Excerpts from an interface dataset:
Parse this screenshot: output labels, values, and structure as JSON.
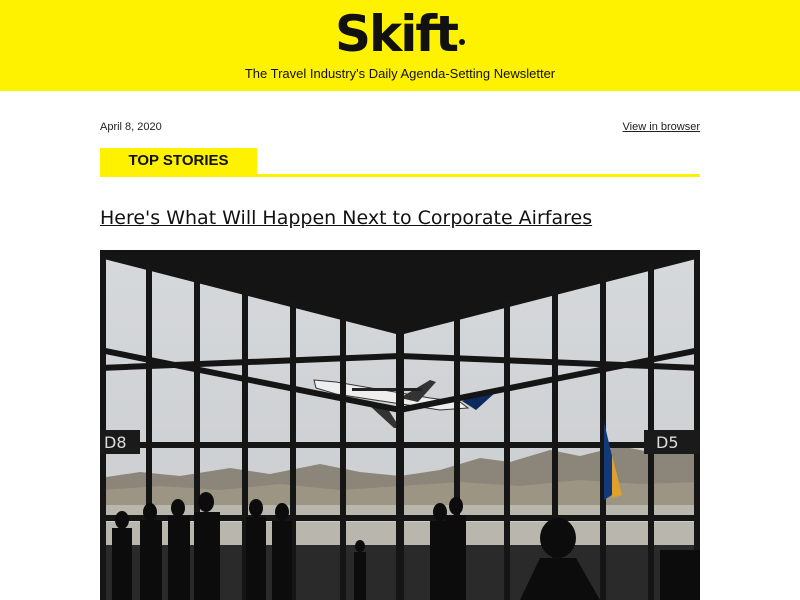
{
  "header": {
    "logo_text": "Skift",
    "tagline": "The Travel Industry's Daily Agenda-Setting Newsletter",
    "background_color": "#fff200"
  },
  "meta": {
    "date": "April 8, 2020",
    "view_in_browser": "View in browser"
  },
  "section": {
    "label": "TOP STORIES"
  },
  "story": {
    "headline": "Here's What Will Happen Next to Corporate Airfares",
    "image": {
      "subject": "airport-terminal-window-airplane-takeoff",
      "gate_left": "D8",
      "gate_right": "D5"
    }
  }
}
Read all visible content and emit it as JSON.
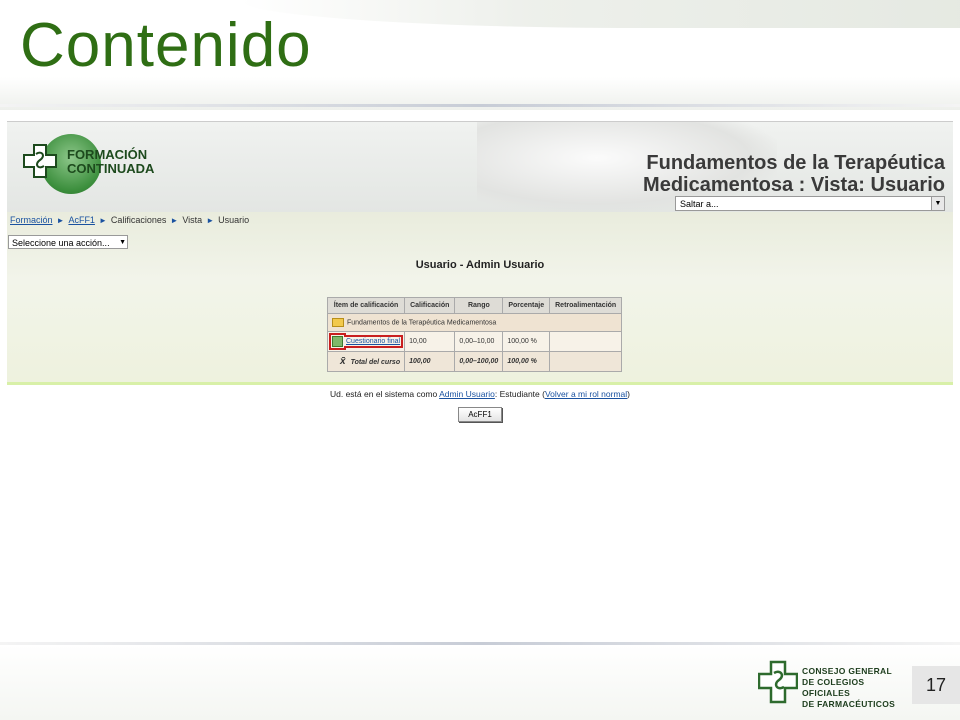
{
  "slide": {
    "title": "Contenido",
    "page_number": "17"
  },
  "banner": {
    "logo_text_line1": "FORMACIÓN",
    "logo_text_line2": "CONTINUADA",
    "course_title_line1": "Fundamentos de la Terapéutica",
    "course_title_line2": "Medicamentosa : Vista: Usuario",
    "jump_select_value": "Saltar a..."
  },
  "breadcrumb": {
    "items": [
      "Formación",
      "AcFF1",
      "Calificaciones",
      "Vista",
      "Usuario"
    ]
  },
  "action_select_value": "Seleccione una acción...",
  "page_heading": "Usuario - Admin Usuario",
  "grades_table": {
    "headers": [
      "Ítem de calificación",
      "Calificación",
      "Rango",
      "Porcentaje",
      "Retroalimentación"
    ],
    "category": "Fundamentos de la Terapéutica Medicamentosa",
    "item": {
      "name": "Cuestionario final",
      "grade": "10,00",
      "range": "0,00–10,00",
      "percent": "100,00 %",
      "feedback": ""
    },
    "total": {
      "name": "Total del curso",
      "grade": "100,00",
      "range": "0,00–100,00",
      "percent": "100,00 %"
    },
    "total_symbol": "x̄"
  },
  "footer_info": {
    "prefix": "Ud. está en el sistema como ",
    "user_link": "Admin Usuario",
    "middle": ": Estudiante (",
    "role_link": "Volver a mi rol normal",
    "suffix": ")"
  },
  "course_button_label": "AcFF1",
  "org_logo": {
    "line1": "CONSEJO GENERAL",
    "line2": "DE COLEGIOS OFICIALES",
    "line3": "DE FARMACÉUTICOS"
  },
  "colors": {
    "title_green": "#2f6e14",
    "link_blue": "#1a52a0",
    "highlight_red": "#c91f1f"
  }
}
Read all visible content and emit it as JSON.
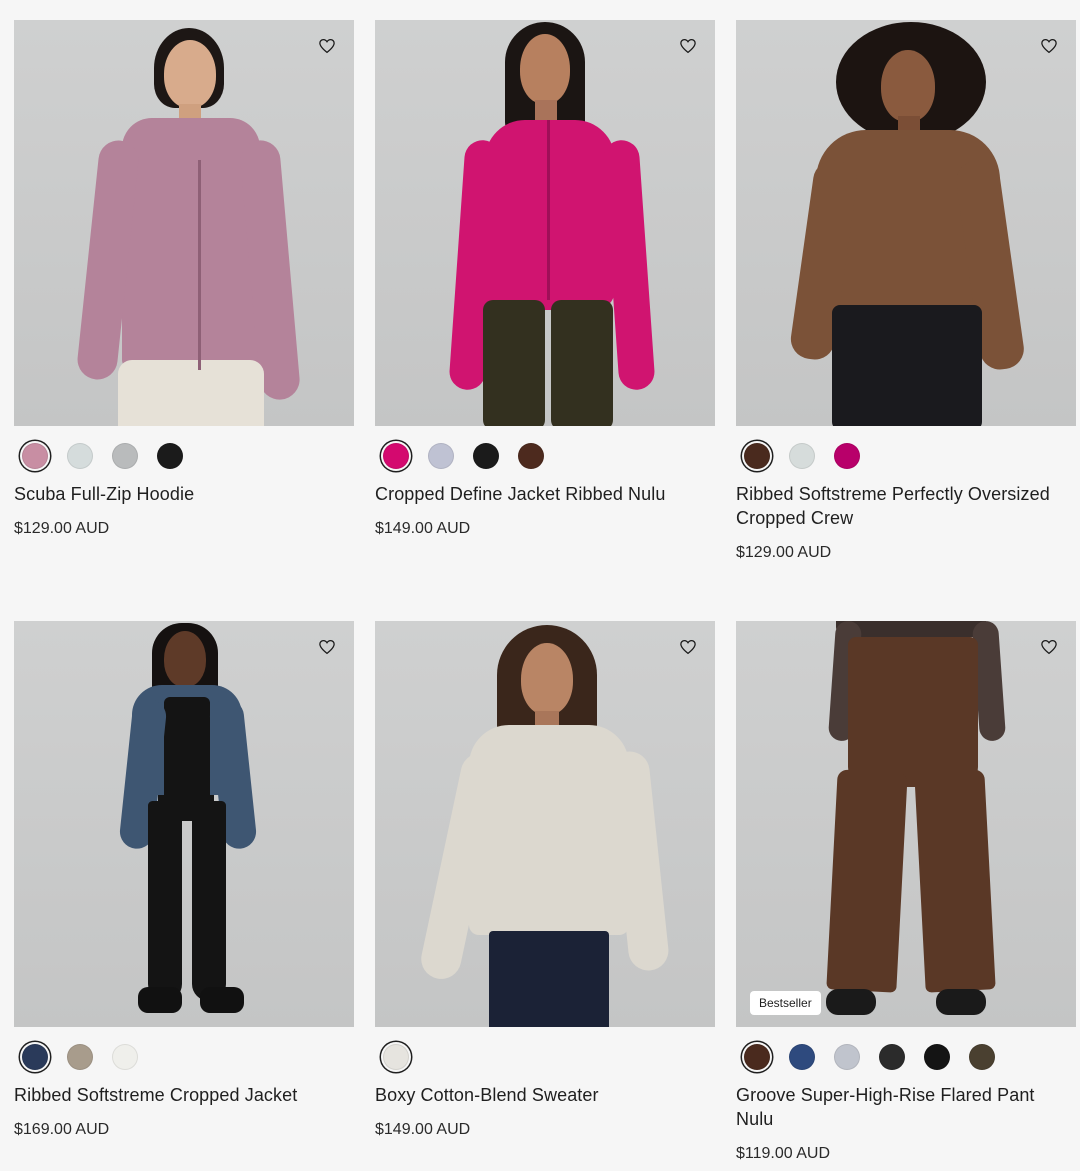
{
  "products": [
    {
      "name": "Scuba Full-Zip Hoodie",
      "price": "$129.00 AUD",
      "swatches": [
        "#c88ea3",
        "#d5dcdc",
        "#b9bbbc",
        "#1b1b1b"
      ],
      "image": {
        "garment": "#b4839a",
        "bottom": "#e6e1d7"
      },
      "badge": ""
    },
    {
      "name": "Cropped Define Jacket Ribbed Nulu",
      "price": "$149.00 AUD",
      "swatches": [
        "#d4096f",
        "#bfc2d3",
        "#1b1b1b",
        "#4d2a1e"
      ],
      "image": {
        "garment": "#d01470",
        "bottom": "#33301f"
      },
      "badge": ""
    },
    {
      "name": "Ribbed Softstreme Perfectly Oversized Cropped Crew",
      "price": "$129.00 AUD",
      "swatches": [
        "#4a2a1e",
        "#d6dcdb",
        "#b8006a"
      ],
      "image": {
        "garment": "#7b5238",
        "bottom": "#1a1a1e"
      },
      "badge": ""
    },
    {
      "name": "Ribbed Softstreme Cropped Jacket",
      "price": "$169.00 AUD",
      "swatches": [
        "#2a3a5a",
        "#a89c8c",
        "#efefeb"
      ],
      "image": {
        "garment": "#3e5672",
        "bottom": "#141414"
      },
      "badge": ""
    },
    {
      "name": "Boxy Cotton-Blend Sweater",
      "price": "$149.00 AUD",
      "swatches": [
        "#e6e4df"
      ],
      "image": {
        "garment": "#dcd8cf",
        "bottom": "#1b2236"
      },
      "badge": ""
    },
    {
      "name": "Groove Super-High-Rise Flared Pant Nulu",
      "price": "$119.00 AUD",
      "swatches": [
        "#4a2a1e",
        "#2e4a7e",
        "#c0c4cd",
        "#2b2b2b",
        "#141414",
        "#4a4030"
      ],
      "image": {
        "garment": "#5a3826",
        "bottom": "#5a3826"
      },
      "badge": "Bestseller"
    }
  ],
  "icons": {
    "favorite": "heart-outline-icon"
  }
}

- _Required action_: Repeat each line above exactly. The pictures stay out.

- _Solution to this task_:
Parse this screenshot: output labels, values, and structure as JSON.
{
  "header": {
    "logo_text": "Skift",
    "tagline": "The Travel Industry's Daily Agenda-Setting Newsletter",
    "background_color": "#fff200"
  },
  "meta": {
    "date": "April 8, 2020",
    "view_in_browser": "View in browser"
  },
  "section": {
    "label": "TOP STORIES"
  },
  "story": {
    "headline": "Here's What Will Happen Next to Corporate Airfares",
    "image": {
      "subject": "airport-terminal-window-airplane-takeoff",
      "gate_left": "D8",
      "gate_right": "D5"
    }
  }
}
Read all visible content and emit it as JSON.
{
  "slide": {
    "title": "Contenido",
    "page_number": "17"
  },
  "banner": {
    "logo_text_line1": "FORMACIÓN",
    "logo_text_line2": "CONTINUADA",
    "course_title_line1": "Fundamentos de la Terapéutica",
    "course_title_line2": "Medicamentosa : Vista: Usuario",
    "jump_select_value": "Saltar a..."
  },
  "breadcrumb": {
    "items": [
      "Formación",
      "AcFF1",
      "Calificaciones",
      "Vista",
      "Usuario"
    ]
  },
  "action_select_value": "Seleccione una acción...",
  "page_heading": "Usuario - Admin Usuario",
  "grades_table": {
    "headers": [
      "Ítem de calificación",
      "Calificación",
      "Rango",
      "Porcentaje",
      "Retroalimentación"
    ],
    "category": "Fundamentos de la Terapéutica Medicamentosa",
    "item": {
      "name": "Cuestionario final",
      "grade": "10,00",
      "range": "0,00–10,00",
      "percent": "100,00 %",
      "feedback": ""
    },
    "total": {
      "name": "Total del curso",
      "grade": "100,00",
      "range": "0,00–100,00",
      "percent": "100,00 %"
    },
    "total_symbol": "x̄"
  },
  "footer_info": {
    "prefix": "Ud. está en el sistema como ",
    "user_link": "Admin Usuario",
    "middle": ": Estudiante (",
    "role_link": "Volver a mi rol normal",
    "suffix": ")"
  },
  "course_button_label": "AcFF1",
  "org_logo": {
    "line1": "CONSEJO GENERAL",
    "line2": "DE COLEGIOS OFICIALES",
    "line3": "DE FARMACÉUTICOS"
  },
  "colors": {
    "title_green": "#2f6e14",
    "link_blue": "#1a52a0",
    "highlight_red": "#c91f1f"
  }
}
Read all visible content and emit it as JSON.
{
  "products": [
    {
      "name": "Scuba Full-Zip Hoodie",
      "price": "$129.00 AUD",
      "swatches": [
        "#c88ea3",
        "#d5dcdc",
        "#b9bbbc",
        "#1b1b1b"
      ],
      "image": {
        "garment": "#b4839a",
        "bottom": "#e6e1d7"
      },
      "badge": ""
    },
    {
      "name": "Cropped Define Jacket Ribbed Nulu",
      "price": "$149.00 AUD",
      "swatches": [
        "#d4096f",
        "#bfc2d3",
        "#1b1b1b",
        "#4d2a1e"
      ],
      "image": {
        "garment": "#d01470",
        "bottom": "#33301f"
      },
      "badge": ""
    },
    {
      "name": "Ribbed Softstreme Perfectly Oversized Cropped Crew",
      "price": "$129.00 AUD",
      "swatches": [
        "#4a2a1e",
        "#d6dcdb",
        "#b8006a"
      ],
      "image": {
        "garment": "#7b5238",
        "bottom": "#1a1a1e"
      },
      "badge": ""
    },
    {
      "name": "Ribbed Softstreme Cropped Jacket",
      "price": "$169.00 AUD",
      "swatches": [
        "#2a3a5a",
        "#a89c8c",
        "#efefeb"
      ],
      "image": {
        "garment": "#3e5672",
        "bottom": "#141414"
      },
      "badge": ""
    },
    {
      "name": "Boxy Cotton-Blend Sweater",
      "price": "$149.00 AUD",
      "swatches": [
        "#e6e4df"
      ],
      "image": {
        "garment": "#dcd8cf",
        "bottom": "#1b2236"
      },
      "badge": ""
    },
    {
      "name": "Groove Super-High-Rise Flared Pant Nulu",
      "price": "$119.00 AUD",
      "swatches": [
        "#4a2a1e",
        "#2e4a7e",
        "#c0c4cd",
        "#2b2b2b",
        "#141414",
        "#4a4030"
      ],
      "image": {
        "garment": "#5a3826",
        "bottom": "#5a3826"
      },
      "badge": "Bestseller"
    }
  ],
  "icons": {
    "favorite": "heart-outline-icon"
  }
}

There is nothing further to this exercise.